A "civic milita," subordinate to the citizen's assembly, would the neigbhorhood against both internal violent crime and external attacks. The militia would have elected officers.[11]


The basis of Social Ecologists' politics is the affinity group, a group of close friends who theorize, organize, and reflect with other over long periods of time. Bookchin wrote, "Autonomous, communal and directly democratic, the [affinity] group combines revolutionary theory with revolutionary lifestyle in its everyday behavior. It creates a free space in which revolutionaries can remake themselves individually, and also as social beings."[12]

Social Ecologists advocate a strategy of running candidates for local office, with a goal of eventually changing municipal law to replace statist structures with citizen's assemblies. Ultimately, Social Ecologists would create a giant confederation of communes. [13]

Social Ecology has greatly influenced a number of struggles including the US anti-nuclear movement, US Green movement, and Kurdistan democratic confederalists.

Neighboring Societies

As discussed in the Crime section, a democratic civic milita would replace the military and police forces.

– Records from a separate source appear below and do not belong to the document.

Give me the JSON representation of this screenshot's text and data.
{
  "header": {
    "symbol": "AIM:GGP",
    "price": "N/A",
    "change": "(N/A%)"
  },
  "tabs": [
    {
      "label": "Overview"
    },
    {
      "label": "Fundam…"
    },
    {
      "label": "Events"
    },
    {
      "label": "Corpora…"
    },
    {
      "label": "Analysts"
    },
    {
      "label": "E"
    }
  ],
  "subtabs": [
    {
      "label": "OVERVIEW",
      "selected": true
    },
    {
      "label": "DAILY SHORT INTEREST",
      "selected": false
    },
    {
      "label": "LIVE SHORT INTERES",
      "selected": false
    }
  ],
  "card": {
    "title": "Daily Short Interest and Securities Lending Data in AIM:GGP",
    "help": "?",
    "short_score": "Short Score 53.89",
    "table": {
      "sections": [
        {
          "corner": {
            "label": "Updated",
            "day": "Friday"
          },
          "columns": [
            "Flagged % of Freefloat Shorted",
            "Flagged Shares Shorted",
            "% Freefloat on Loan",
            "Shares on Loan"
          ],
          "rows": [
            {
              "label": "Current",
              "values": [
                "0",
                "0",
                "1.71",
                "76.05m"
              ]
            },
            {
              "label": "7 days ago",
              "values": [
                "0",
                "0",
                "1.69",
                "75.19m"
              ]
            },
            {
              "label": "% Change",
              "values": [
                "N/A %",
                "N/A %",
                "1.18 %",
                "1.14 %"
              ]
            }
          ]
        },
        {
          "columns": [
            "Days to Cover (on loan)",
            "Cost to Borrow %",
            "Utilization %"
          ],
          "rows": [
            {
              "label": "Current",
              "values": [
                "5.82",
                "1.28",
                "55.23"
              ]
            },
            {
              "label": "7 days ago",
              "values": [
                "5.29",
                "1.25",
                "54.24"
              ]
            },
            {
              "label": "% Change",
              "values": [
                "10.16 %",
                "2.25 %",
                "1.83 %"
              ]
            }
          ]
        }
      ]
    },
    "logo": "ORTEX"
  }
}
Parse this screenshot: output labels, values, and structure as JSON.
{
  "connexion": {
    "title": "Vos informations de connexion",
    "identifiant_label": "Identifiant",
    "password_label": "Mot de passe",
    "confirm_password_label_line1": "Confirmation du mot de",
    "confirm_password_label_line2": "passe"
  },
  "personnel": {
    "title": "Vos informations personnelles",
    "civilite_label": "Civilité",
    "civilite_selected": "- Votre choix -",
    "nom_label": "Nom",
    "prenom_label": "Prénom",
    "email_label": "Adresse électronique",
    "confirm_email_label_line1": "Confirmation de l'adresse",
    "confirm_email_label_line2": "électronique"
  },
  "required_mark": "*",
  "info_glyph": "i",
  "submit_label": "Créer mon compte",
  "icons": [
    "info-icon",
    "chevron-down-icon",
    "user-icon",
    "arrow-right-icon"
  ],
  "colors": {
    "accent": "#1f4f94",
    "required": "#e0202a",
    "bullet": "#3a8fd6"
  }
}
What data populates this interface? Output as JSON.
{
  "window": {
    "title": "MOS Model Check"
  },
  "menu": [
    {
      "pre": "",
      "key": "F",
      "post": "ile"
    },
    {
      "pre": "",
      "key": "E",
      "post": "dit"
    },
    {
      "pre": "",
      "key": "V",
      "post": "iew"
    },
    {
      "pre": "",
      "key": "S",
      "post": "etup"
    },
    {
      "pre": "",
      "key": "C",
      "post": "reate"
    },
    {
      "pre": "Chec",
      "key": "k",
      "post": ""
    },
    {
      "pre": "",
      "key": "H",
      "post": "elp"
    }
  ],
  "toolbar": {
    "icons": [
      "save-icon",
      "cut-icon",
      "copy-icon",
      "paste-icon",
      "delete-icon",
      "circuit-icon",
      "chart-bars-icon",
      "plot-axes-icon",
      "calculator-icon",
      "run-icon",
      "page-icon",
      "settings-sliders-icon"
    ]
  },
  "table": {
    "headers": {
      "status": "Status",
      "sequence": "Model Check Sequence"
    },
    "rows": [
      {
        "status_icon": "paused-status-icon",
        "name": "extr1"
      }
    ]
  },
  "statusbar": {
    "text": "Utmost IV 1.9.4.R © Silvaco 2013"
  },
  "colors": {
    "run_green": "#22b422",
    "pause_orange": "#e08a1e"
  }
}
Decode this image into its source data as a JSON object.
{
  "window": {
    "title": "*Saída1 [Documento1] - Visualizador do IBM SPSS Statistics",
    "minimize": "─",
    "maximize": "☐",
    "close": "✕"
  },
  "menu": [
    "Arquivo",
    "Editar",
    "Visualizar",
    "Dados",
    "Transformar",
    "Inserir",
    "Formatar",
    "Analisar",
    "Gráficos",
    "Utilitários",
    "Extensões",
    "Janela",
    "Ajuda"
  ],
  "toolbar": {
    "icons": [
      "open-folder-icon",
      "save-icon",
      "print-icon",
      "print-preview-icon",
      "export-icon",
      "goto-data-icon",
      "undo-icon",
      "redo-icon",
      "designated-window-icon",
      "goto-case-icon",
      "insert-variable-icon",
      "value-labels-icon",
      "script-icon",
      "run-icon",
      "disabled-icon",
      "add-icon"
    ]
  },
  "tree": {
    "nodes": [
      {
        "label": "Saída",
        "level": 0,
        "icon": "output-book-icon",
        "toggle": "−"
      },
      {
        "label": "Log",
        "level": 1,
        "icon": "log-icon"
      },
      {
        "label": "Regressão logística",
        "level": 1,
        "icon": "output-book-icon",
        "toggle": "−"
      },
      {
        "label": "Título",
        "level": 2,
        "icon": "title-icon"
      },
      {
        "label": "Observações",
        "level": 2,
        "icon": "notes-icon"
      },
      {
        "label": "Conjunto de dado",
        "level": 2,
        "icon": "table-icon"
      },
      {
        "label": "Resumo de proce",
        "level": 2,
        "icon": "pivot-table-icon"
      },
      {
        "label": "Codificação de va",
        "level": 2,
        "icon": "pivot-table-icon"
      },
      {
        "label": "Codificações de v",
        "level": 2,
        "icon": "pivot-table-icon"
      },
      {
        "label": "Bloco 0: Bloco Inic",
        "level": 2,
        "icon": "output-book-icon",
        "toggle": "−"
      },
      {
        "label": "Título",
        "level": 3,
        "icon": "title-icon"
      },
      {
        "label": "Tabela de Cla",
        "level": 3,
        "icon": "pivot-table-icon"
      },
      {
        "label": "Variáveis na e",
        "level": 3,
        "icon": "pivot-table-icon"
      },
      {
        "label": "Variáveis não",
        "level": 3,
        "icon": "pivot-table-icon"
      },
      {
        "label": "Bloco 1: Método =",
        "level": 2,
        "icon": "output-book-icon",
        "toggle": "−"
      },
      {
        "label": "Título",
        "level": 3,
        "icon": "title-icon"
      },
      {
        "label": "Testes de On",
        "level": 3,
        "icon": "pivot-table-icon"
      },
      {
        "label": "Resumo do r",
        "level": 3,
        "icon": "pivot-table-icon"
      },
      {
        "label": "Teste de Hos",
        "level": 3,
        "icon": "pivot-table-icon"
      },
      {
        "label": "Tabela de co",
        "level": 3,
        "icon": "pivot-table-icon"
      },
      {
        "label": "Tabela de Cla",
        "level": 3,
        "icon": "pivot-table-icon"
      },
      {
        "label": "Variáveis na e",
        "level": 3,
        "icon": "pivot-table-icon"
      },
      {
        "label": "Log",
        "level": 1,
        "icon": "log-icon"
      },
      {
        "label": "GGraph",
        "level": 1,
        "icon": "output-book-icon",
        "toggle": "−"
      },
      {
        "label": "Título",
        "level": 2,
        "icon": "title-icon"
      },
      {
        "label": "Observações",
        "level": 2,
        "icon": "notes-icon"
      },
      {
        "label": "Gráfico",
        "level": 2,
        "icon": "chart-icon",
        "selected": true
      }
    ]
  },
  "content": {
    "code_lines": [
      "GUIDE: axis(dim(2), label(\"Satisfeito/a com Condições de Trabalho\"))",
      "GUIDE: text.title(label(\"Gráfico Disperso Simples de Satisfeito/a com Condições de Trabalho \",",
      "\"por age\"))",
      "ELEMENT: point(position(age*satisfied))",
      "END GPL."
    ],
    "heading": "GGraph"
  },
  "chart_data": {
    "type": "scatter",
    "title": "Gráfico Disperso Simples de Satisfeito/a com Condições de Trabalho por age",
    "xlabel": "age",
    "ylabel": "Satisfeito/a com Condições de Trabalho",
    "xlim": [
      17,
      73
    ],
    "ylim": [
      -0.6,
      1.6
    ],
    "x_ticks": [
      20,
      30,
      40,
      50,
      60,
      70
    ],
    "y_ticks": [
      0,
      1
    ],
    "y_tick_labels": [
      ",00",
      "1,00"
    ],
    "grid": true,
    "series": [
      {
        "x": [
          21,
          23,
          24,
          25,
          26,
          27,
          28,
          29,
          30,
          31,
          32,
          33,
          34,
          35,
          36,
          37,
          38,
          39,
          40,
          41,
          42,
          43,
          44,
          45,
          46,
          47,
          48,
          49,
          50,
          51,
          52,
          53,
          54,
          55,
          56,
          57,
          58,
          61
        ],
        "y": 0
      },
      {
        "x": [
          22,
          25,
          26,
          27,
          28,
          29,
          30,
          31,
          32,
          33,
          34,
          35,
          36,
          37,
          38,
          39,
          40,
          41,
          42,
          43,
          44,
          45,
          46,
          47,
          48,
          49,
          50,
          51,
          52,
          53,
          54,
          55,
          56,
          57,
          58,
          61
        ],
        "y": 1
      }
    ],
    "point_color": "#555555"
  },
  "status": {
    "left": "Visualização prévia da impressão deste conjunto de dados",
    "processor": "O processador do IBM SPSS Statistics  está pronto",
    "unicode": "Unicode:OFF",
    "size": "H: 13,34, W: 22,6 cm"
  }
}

  1. Bookchin, Ecology of Freedom, 352.
  2. Bookchin, The Ecology of Freedom, Introduction.
  3. Murray Bookchin, Post-Scarcity Anarchism, Second Edition (Montreal: Black Rose Books, 1986), 62.
  4. Murray Bookchin, "What is Social Ecology?",
  5. Janet Biehl, The Politics of Social Ecology: Libertarian Municipalism (Montreal: Black Rose Books, 1998), 57-59.
  6. Murray Bookchin, The Ecology of Freedom: The Emergence and Dissolution of Hierarchy (Palo Alto: Cheshire Books, 1982), Introduction.
  7. Bookchin, The Ecology of Freedom.
  8. Bookchin, "Toward a Liberating Technology" in Post-Scarcity Anarchism.
  9. Murray Bookchin, The Philosophy of Social Ecology: Essays on Dialectical Naturalism (Montreal: Black Rose Books, 1996), 119.
  10. Bookchin, The Philosophy of Social Ecology, 136.
  11. Biehl, The Politics of Social Ecology, 123-4.
  12. Bookchin, Post-Scarcity Anarchism, 243.
  13. Biehl, The Politics of Social Ecology.